• Some seeds won’t germinate at all. Unfortunately, old seeds sometimes just don’t sprout. So, if you try all of the tips below and wait patiently without any luck, it’s likely your seeds are just too far gone.
If you’ve tried all our tips above and still haven’t managed to germinate your seeds, it’s likely they are beyond the point of return. To avoid having the same problem next time, here are some tips to help you store your seeds:
TRY SCARRING YOUR SEEDS
One of the main reasons old cannabis seeds don’t germinate is because they tend to have a very hard outer shell. Now, cannabis seeds naturally have a hard shell that helps protect them until the conditions are right for them to germinate. Over time, however, this outer shell can become so hard that it inhibits the seed from germinating altogether.
1. Place 2 pieces of paper towel inside a salad plate.
2. Dampen the paper towels and place your seeds on top of it.
3. Cover the seeds with another 2 pieces of damp paper towel, then cover the salad plate with another plate, and keep it in a warm, dark cupboard.
4. Check on your seeds every 2–3 days.
Before you start, it’s important you remember the following:
Removing the ridge not only makes it easier for the seed to open, it helps with water absorption.
The seed’s shell is made up of two pieces, with a seam going all around. The side that’s raised more than the other is the ridge. A hardened ridge can make it difficult for the seed to open. To remove the ridge, run a sharp blade along the ridge on both sides. Handle gently and it should come off without damaging the inside of the seed.
Scarification, or scuffing the shell, can also help water pass through an older seed’s tough outer shell.
3. REMOVE THE RIDGE
As cannabis seeds age, their protective outer shell hardens and prevents water from passing through. Unless the tiny, dormant embryo that lives inside the shell detects moisture, it doesn’t know that the conditions are right to sprout. As a first step, pre-soak your old cannabis seeds for about 12 hours to see if that does the trick.
To scarify your seeds, line a matchbox or other small container with sandpaper. Drop the seeds inside, shake vigorously for 30–60 seconds, then remove. You may not notice much of a difference, but the small micro-abrasions are sometimes enough to let water breach the shell and trigger germination.

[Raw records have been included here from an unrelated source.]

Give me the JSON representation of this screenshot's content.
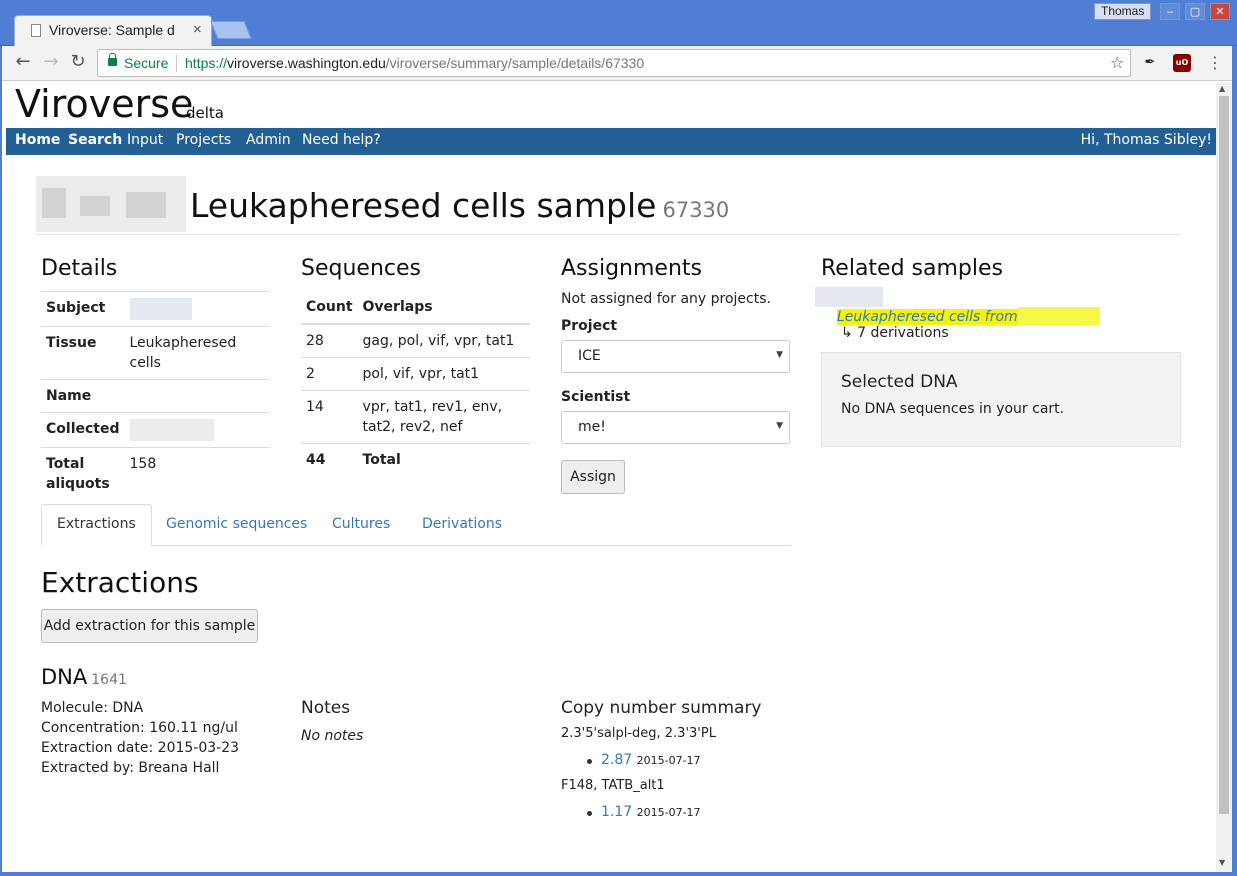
{
  "browser": {
    "tab_title": "Viroverse: Sample d",
    "tab_close": "×",
    "window_user": "Thomas",
    "secure_label": "Secure",
    "url_scheme": "https://",
    "url_host": "viroverse.washington.edu",
    "url_path": "/viroverse/summary/sample/details/67330",
    "window_buttons": [
      "‒",
      "▢",
      "✕"
    ]
  },
  "app": {
    "brand": "Viroverse",
    "brand_sub": "delta"
  },
  "nav": {
    "items": [
      "Home",
      "Search",
      "Input",
      "Projects",
      "Admin",
      "Need help?"
    ],
    "greeting": "Hi, Thomas Sibley!"
  },
  "page": {
    "title": "Leukapheresed cells sample",
    "id": "67330"
  },
  "details": {
    "heading": "Details",
    "rows": [
      {
        "label": "Subject",
        "value": ""
      },
      {
        "label": "Tissue",
        "value": "Leukapheresed cells"
      },
      {
        "label": "Name",
        "value": ""
      },
      {
        "label": "Collected",
        "value": ""
      },
      {
        "label": "Total aliquots",
        "value": "158"
      }
    ]
  },
  "sequences": {
    "heading": "Sequences",
    "col_count": "Count",
    "col_overlaps": "Overlaps",
    "rows": [
      {
        "count": "28",
        "overlaps": "gag, pol, vif, vpr, tat1"
      },
      {
        "count": "2",
        "overlaps": "pol, vif, vpr, tat1"
      },
      {
        "count": "14",
        "overlaps": "vpr, tat1, rev1, env, tat2, rev2, nef"
      }
    ],
    "total_count": "44",
    "total_label": "Total"
  },
  "assignments": {
    "heading": "Assignments",
    "status": "Not assigned for any projects.",
    "project_label": "Project",
    "project_value": "ICE",
    "scientist_label": "Scientist",
    "scientist_value": "me!",
    "assign_button": "Assign"
  },
  "related": {
    "heading": "Related samples",
    "link_text": "Leukapheresed cells from",
    "derivations": "↳ 7 derivations"
  },
  "selected_dna": {
    "heading": "Selected DNA",
    "message": "No DNA sequences in your cart."
  },
  "tabs": [
    "Extractions",
    "Genomic sequences",
    "Cultures",
    "Derivations"
  ],
  "extractions": {
    "heading": "Extractions",
    "add_button": "Add extraction for this sample",
    "dna_label": "DNA",
    "dna_id": "1641",
    "molecule": "Molecule:  DNA",
    "concentration": "Concentration:  160.11 ng/ul",
    "extraction_date": "Extraction date:  2015-03-23",
    "extracted_by": "Extracted by:  Breana Hall",
    "notes_heading": "Notes",
    "notes_value": "No notes",
    "copy_heading": "Copy number summary",
    "copy_groups": [
      {
        "primers": "2.3'5'salpl-deg, 2.3'3'PL",
        "value": "2.87",
        "date": "2015-07-17"
      },
      {
        "primers": "F148, TATB_alt1",
        "value": "1.17",
        "date": "2015-07-17"
      }
    ]
  }
}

In a life or death situation, surgery may be the only option. Meaning—only do this if nothing else has worked because this technique ruins as many seeds as it saves.
Keep the water warm, but not too hot. Aim for around 22°C. Avoid direct sunlight, and keep an eye on the glass. Do not soak seeds for prolonged periods, more than 24 hours can deprive them of oxygen and make them drown.
Please keep in mind that this particular method of germinating old cannabis seeds is a bit risky, as are the techniques described below.
This will be enough to make a lot of tiny scratches on the protective outer layer of the shell, allowing moisture to get inside much more easily.
The problem with these stimulators is that you never know the correct dosage. The information shared on marijuana forums is anecdotal, and legitimate studies have only been performed on other crops. So, if you decide to use any of these additives, do some research or ask other growers, and always err on the side of caution.
4. Remove the Ridge
The problem with very old seeds is that their outer shell dries out over time, and it gets more and more difficult for water to penetrate them. As such, you, the grower, must take some steps to facilitate this process.
Another method of making the outer shell more penetrable is scarification, and the most straightforward way to do this is to use sandpaper. Take a matchbox and line its inside with sandpaper, or roll a piece of sandpaper into a tube. Then, place the seeds inside and shake them for a minute.
Some people buy a special cracking tool for old cannabis seeds. This simple contraption applies mild pressure on a seed until an audible crack is heard. Others simply bite on the seed—ever so gently—until they hear it crack.
Instead, take a glass of water and throw your seeds into it. Twelve hours will be enough for the shell to soften a little and the water to finally get inside and wake up the embryo. Don’t forget to check the seeds regularly. As soon as they crack and the taproot appears, you should take them out. Seeds are living organisms and they need oxygen. Leave them submerged for 24 hours or more, and they may drown.